Recently I read a post by a well-known photographer who listed reasons why photography can be a risk. I agree on creative choices made, being vulnerable to criticism or some of the day-to-day course of actions, but he missed the real-life risks many photographers take while shooting in remote locations of animals that really can pose a threat. Many nature photographers take extreme risks with weather, location, or animals encountered. Maybe this was not his point, but I thought it worth a mention.
I don’t mean to belittle putting your work out there for accolade from camera club judges and instead getting biting criticism, but there really is no comparison to actual physical risk. Face a polar bear on the sea ice or lion on the savanna and then we are talking risk. No judge would intimidate me if I got those shots and lived to tell!
Now and again you do run across animals that pose a threat on occasion.
I was talking to a few professional photographers in Pennsylvania about this very subject recently.
In my home state, I have grown rather complacent when traipsing around the mountains and woodlands. I go about my business forgetting that where I grew up, there are actually creatures that can pose a threat.
Where I live now, these animals would be very rare. Eastern Rattlesnakes, Copperheads, and Water Moccasins are found in PA and I often forget that until I am in a place where they might be hiding. The panic hits me where the logs and rock outcroppings no longer perk my photographic interest.
In PA I have run across black bears on occasion, and once I startled a bear cub. Now that was very scary since I had no idea where mom was located.
Riding my horse in the woods one time, I came across a mountain lion in a tree, and had my horse not sensed it in time, I may have been a kitty snack.
Another time I came across a mountain lion that was apparently hit by a car just lying on the side of the road. I quickly left that scene since it may have only been stunned. That or a great trick to snag some dinner.

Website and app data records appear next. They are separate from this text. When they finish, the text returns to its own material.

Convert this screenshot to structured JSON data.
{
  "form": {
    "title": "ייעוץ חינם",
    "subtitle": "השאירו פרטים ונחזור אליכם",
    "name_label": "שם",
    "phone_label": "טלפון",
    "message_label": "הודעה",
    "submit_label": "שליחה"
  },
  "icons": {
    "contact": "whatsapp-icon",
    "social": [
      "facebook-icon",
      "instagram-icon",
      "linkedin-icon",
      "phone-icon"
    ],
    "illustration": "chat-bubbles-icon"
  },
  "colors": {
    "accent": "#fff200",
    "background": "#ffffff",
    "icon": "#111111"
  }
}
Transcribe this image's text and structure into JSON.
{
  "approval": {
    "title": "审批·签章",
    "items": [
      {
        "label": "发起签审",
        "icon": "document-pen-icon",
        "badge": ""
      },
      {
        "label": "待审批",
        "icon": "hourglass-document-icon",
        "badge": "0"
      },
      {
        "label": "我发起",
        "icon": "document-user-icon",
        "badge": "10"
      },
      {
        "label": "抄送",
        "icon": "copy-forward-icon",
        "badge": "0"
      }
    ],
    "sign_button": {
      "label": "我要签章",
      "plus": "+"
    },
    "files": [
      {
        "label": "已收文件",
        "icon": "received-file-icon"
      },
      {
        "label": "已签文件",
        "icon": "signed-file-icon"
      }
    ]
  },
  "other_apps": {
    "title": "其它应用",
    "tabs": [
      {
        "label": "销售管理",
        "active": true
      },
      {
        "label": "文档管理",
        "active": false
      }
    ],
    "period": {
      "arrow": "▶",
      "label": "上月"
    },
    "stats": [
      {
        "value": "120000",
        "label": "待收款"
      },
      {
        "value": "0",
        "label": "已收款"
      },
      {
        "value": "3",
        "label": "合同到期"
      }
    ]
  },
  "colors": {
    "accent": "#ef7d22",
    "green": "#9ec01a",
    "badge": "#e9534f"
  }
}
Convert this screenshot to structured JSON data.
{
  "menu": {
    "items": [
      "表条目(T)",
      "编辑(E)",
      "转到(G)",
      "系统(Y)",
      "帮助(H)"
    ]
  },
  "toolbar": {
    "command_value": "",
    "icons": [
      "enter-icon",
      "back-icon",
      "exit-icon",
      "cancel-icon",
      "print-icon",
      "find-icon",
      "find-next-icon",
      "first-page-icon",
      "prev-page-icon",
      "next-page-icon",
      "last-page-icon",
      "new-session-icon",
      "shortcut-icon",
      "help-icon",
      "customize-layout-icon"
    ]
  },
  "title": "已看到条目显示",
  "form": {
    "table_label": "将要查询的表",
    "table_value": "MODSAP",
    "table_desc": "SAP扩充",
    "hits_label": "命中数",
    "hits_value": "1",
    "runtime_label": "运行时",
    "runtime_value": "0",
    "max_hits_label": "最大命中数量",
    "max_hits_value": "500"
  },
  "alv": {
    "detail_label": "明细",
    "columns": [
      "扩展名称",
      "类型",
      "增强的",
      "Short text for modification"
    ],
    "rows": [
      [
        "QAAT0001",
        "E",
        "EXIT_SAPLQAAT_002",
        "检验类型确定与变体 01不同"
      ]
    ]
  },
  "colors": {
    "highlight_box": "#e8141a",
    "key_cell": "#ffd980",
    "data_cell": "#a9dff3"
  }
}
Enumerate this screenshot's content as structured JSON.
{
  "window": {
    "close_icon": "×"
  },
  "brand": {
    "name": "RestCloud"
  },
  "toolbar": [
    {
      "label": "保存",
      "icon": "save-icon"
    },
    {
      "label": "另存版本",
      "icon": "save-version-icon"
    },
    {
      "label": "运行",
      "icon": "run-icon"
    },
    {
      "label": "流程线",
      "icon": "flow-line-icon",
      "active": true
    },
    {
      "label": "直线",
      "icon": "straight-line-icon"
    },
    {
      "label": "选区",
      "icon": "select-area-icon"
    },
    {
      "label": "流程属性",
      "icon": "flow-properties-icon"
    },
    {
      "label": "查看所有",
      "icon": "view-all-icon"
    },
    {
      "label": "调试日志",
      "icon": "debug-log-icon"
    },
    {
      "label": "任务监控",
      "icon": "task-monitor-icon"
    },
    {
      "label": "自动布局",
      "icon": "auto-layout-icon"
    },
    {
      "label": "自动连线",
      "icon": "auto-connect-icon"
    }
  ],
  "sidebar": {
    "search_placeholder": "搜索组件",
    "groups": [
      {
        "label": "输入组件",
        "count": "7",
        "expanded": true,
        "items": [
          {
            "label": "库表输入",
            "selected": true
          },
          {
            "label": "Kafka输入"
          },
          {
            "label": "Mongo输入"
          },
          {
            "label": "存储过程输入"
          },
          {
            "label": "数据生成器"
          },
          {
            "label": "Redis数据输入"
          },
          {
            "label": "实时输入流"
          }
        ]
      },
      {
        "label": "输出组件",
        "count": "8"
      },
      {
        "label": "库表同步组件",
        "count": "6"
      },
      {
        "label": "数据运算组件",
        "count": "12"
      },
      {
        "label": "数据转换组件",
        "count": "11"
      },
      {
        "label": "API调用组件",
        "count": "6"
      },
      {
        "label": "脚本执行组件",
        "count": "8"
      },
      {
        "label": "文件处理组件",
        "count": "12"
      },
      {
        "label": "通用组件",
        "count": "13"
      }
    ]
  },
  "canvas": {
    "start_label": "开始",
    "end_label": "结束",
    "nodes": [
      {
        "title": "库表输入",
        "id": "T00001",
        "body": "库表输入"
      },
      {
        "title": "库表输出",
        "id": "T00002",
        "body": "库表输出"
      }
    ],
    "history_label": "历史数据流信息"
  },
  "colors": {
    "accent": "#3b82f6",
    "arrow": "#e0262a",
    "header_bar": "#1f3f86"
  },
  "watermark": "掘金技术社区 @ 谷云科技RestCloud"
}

In PA I can’t tell you how many coyotes and skunks I encountered. Sure a skunk won’t eat you, but it sure can make life miserable for a while.
I guess if your specialty is macro photography, you don’t often think about bodily risk.
In WNY, we just don’t run across that kind of creature. In this post, I have mostly docile critters I ran across this past year.
While photographing eagles recently, I never thought it could be dangerous, but was told of one eagle that attacked several people, putting one photographer in the hospital.
That’s his finger the eagle is chewing on below! Just kidding.
Speaking of risk, I think physical risk should certainly be listed. Not just the fear of a frail wounded ego.
On GWGT – The Nikon D750 in Crop Mode.